Brian’s dad came into town the day after Duckie was born, and I think he kept Brian sane through his first crazy days as a father. Brian’s mom visited a couple of weeks later to help out after the first wave of visitors had subsided. She said, “What can I do?” I said, “Two words. Take-out.” That she did, as well as planting daffodils in the front yard which bloomed the next spring.
Friends visited, bringing cake and comfort food and loving arms and appreciative comments.
It took a long time for me to come to terms with the experience. I felt like a failure in a lot of ways – my own expectations, of course, and no one to really talk to who understood. Problems with nursing, terrified I couldn’t feed my baby, feeling awful about having to feed her formula.
But here we are. Two years later. Duckie eats anything we eat now, and tells us all about it, even though we can’t understand anything past the command, “Eat!” She runs and prances and hollers and throws tantrums and gives kisses and hugs like nobody’s business. And when she falls asleep in my arms, I can see the newborn that she was, in the roundness of her cheek, the eloquent slant of her closed eyes, the sleek soft curve of her head, now covered with hair turned white by the summer sun.
I still cry when I think about that day, the details of it, the fear, the sheer intensity of the physical experience, and the experience of becoming a mother.
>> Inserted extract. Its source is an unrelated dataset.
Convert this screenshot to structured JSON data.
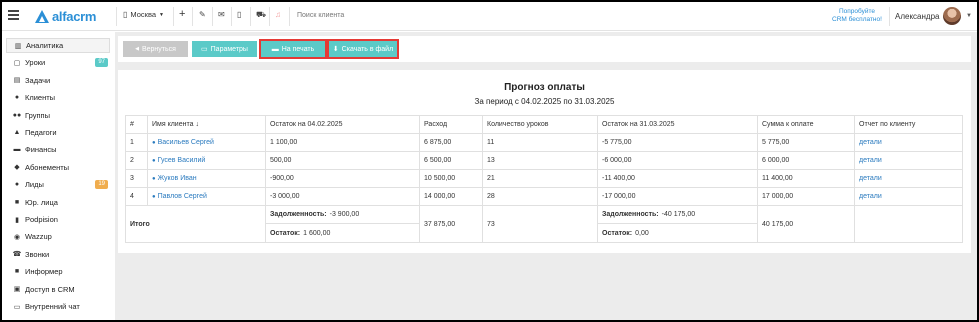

And two years later, I can honestly say that I would do it all over again, for her.